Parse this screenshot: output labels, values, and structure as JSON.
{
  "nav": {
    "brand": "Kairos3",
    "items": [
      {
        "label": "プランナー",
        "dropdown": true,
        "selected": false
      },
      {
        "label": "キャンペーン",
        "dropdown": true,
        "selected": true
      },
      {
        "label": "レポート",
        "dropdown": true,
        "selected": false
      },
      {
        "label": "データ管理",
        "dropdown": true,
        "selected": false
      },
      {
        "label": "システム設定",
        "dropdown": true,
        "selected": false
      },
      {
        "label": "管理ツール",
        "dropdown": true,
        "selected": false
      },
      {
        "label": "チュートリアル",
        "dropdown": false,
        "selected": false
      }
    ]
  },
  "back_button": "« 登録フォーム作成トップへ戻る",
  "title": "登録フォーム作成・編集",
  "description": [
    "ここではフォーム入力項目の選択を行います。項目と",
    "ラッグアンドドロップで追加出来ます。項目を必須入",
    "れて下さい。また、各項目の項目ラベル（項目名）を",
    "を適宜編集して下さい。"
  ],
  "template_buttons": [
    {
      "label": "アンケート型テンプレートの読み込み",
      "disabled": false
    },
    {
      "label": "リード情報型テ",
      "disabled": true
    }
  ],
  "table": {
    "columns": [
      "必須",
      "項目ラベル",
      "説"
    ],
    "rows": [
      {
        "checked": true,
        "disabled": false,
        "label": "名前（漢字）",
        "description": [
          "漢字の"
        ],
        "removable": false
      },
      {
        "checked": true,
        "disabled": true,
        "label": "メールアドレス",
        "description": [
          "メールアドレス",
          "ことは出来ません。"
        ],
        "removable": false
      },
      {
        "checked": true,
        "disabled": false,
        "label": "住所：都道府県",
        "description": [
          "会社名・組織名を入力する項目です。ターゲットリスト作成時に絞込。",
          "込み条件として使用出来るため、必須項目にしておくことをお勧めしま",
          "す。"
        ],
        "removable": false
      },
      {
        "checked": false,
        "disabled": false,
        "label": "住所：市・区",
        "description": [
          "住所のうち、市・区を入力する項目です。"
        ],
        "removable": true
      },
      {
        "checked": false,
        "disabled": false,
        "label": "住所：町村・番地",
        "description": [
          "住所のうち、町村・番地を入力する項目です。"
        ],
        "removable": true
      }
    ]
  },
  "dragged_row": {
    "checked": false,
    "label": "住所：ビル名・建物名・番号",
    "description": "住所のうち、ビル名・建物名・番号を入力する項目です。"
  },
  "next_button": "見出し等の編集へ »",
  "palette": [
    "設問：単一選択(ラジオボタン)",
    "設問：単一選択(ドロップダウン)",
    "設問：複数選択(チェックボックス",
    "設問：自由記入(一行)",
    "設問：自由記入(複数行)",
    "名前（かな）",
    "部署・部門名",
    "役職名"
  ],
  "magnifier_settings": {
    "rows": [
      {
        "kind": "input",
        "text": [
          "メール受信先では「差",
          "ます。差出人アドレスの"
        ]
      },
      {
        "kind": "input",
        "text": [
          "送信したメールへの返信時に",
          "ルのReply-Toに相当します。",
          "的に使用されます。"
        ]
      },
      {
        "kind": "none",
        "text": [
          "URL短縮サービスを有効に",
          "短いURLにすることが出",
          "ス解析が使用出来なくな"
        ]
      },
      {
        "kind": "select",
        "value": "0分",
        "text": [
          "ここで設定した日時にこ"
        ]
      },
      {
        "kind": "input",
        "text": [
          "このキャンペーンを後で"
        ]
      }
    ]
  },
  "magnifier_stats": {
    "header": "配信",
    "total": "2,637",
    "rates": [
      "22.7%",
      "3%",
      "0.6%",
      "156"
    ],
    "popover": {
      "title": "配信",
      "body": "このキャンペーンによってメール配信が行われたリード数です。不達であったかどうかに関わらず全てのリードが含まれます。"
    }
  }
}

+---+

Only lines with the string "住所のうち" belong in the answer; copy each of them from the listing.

          "住所のうち、市・区を入力する項目です。"
          "住所のうち、町村・番地を入力する項目です。"
    "description": "住所のうち、ビル名・建物名・番号を入力する項目です。"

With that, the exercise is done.